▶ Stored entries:
*** Block opens ***

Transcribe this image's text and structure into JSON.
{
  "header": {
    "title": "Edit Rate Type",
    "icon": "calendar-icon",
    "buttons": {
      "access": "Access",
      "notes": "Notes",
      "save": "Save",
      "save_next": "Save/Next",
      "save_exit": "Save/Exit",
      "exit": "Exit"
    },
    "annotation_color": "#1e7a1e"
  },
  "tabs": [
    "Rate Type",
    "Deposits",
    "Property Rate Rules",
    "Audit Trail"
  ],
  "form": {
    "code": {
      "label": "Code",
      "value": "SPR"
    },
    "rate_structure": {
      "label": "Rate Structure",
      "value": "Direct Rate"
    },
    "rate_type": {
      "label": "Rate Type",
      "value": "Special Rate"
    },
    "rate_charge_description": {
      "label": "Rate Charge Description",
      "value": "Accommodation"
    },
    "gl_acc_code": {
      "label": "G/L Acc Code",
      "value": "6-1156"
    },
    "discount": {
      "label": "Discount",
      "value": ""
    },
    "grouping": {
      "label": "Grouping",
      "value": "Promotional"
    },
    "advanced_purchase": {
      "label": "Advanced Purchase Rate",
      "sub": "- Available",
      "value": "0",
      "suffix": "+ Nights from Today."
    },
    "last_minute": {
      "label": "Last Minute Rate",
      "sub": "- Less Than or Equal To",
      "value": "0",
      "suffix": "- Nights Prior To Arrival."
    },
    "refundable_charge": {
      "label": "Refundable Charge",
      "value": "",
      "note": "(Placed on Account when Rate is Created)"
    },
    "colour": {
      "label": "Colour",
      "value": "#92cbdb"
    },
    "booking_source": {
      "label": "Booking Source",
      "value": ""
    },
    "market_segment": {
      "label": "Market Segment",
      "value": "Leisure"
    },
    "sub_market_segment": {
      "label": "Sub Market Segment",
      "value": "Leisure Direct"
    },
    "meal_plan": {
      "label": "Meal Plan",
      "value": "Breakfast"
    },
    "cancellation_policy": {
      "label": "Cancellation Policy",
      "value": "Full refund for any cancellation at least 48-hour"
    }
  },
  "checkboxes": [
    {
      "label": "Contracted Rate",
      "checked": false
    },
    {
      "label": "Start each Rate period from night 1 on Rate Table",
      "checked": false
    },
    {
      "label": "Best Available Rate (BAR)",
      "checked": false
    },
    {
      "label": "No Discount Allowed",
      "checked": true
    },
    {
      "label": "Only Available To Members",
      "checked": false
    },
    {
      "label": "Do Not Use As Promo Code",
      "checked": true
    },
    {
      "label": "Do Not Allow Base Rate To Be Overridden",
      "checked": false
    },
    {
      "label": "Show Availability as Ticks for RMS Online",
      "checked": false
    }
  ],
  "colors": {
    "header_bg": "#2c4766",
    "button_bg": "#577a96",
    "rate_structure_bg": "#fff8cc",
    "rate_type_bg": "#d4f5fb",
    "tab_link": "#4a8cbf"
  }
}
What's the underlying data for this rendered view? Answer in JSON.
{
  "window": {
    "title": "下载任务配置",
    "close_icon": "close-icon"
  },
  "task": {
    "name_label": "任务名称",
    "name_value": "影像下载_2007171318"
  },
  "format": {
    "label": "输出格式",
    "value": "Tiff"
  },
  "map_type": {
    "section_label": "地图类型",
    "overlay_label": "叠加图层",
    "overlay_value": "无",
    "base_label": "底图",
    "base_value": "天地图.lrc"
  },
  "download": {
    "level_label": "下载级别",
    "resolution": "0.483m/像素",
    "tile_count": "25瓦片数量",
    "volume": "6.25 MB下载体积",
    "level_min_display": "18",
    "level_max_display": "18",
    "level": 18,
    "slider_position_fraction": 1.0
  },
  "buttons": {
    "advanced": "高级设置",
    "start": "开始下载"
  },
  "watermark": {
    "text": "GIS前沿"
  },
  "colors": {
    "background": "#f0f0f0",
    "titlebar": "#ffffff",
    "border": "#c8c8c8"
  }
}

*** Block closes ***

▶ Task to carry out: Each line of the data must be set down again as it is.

▶ Solution:
Transcribe this image's text and structure into JSON.
{
  "header": {
    "title": "Edit Rate Type",
    "icon": "calendar-icon",
    "buttons": {
      "access": "Access",
      "notes": "Notes",
      "save": "Save",
      "save_next": "Save/Next",
      "save_exit": "Save/Exit",
      "exit": "Exit"
    },
    "annotation_color": "#1e7a1e"
  },
  "tabs": [
    "Rate Type",
    "Deposits",
    "Property Rate Rules",
    "Audit Trail"
  ],
  "form": {
    "code": {
      "label": "Code",
      "value": "SPR"
    },
    "rate_structure": {
      "label": "Rate Structure",
      "value": "Direct Rate"
    },
    "rate_type": {
      "label": "Rate Type",
      "value": "Special Rate"
    },
    "rate_charge_description": {
      "label": "Rate Charge Description",
      "value": "Accommodation"
    },
    "gl_acc_code": {
      "label": "G/L Acc Code",
      "value": "6-1156"
    },
    "discount": {
      "label": "Discount",
      "value": ""
    },
    "grouping": {
      "label": "Grouping",
      "value": "Promotional"
    },
    "advanced_purchase": {
      "label": "Advanced Purchase Rate",
      "sub": "- Available",
      "value": "0",
      "suffix": "+ Nights from Today."
    },
    "last_minute": {
      "label": "Last Minute Rate",
      "sub": "- Less Than or Equal To",
      "value": "0",
      "suffix": "- Nights Prior To Arrival."
    },
    "refundable_charge": {
      "label": "Refundable Charge",
      "value": "",
      "note": "(Placed on Account when Rate is Created)"
    },
    "colour": {
      "label": "Colour",
      "value": "#92cbdb"
    },
    "booking_source": {
      "label": "Booking Source",
      "value": ""
    },
    "market_segment": {
      "label": "Market Segment",
      "value": "Leisure"
    },
    "sub_market_segment": {
      "label": "Sub Market Segment",
      "value": "Leisure Direct"
    },
    "meal_plan": {
      "label": "Meal Plan",
      "value": "Breakfast"
    },
    "cancellation_policy": {
      "label": "Cancellation Policy",
      "value": "Full refund for any cancellation at least 48-hour"
    }
  },
  "checkboxes": [
    {
      "label": "Contracted Rate",
      "checked": false
    },
    {
      "label": "Start each Rate period from night 1 on Rate Table",
      "checked": false
    },
    {
      "label": "Best Available Rate (BAR)",
      "checked": false
    },
    {
      "label": "No Discount Allowed",
      "checked": true
    },
    {
      "label": "Only Available To Members",
      "checked": false
    },
    {
      "label": "Do Not Use As Promo Code",
      "checked": true
    },
    {
      "label": "Do Not Allow Base Rate To Be Overridden",
      "checked": false
    },
    {
      "label": "Show Availability as Ticks for RMS Online",
      "checked": false
    }
  ],
  "colors": {
    "header_bg": "#2c4766",
    "button_bg": "#577a96",
    "rate_structure_bg": "#fff8cc",
    "rate_type_bg": "#d4f5fb",
    "tab_link": "#4a8cbf"
  }
}
What's the underlying data for this rendered view? Answer in JSON.
{
  "window": {
    "title": "下载任务配置",
    "close_icon": "close-icon"
  },
  "task": {
    "name_label": "任务名称",
    "name_value": "影像下载_2007171318"
  },
  "format": {
    "label": "输出格式",
    "value": "Tiff"
  },
  "map_type": {
    "section_label": "地图类型",
    "overlay_label": "叠加图层",
    "overlay_value": "无",
    "base_label": "底图",
    "base_value": "天地图.lrc"
  },
  "download": {
    "level_label": "下载级别",
    "resolution": "0.483m/像素",
    "tile_count": "25瓦片数量",
    "volume": "6.25 MB下载体积",
    "level_min_display": "18",
    "level_max_display": "18",
    "level": 18,
    "slider_position_fraction": 1.0
  },
  "buttons": {
    "advanced": "高级设置",
    "start": "开始下载"
  },
  "watermark": {
    "text": "GIS前沿"
  },
  "colors": {
    "background": "#f0f0f0",
    "titlebar": "#ffffff",
    "border": "#c8c8c8"
  }
}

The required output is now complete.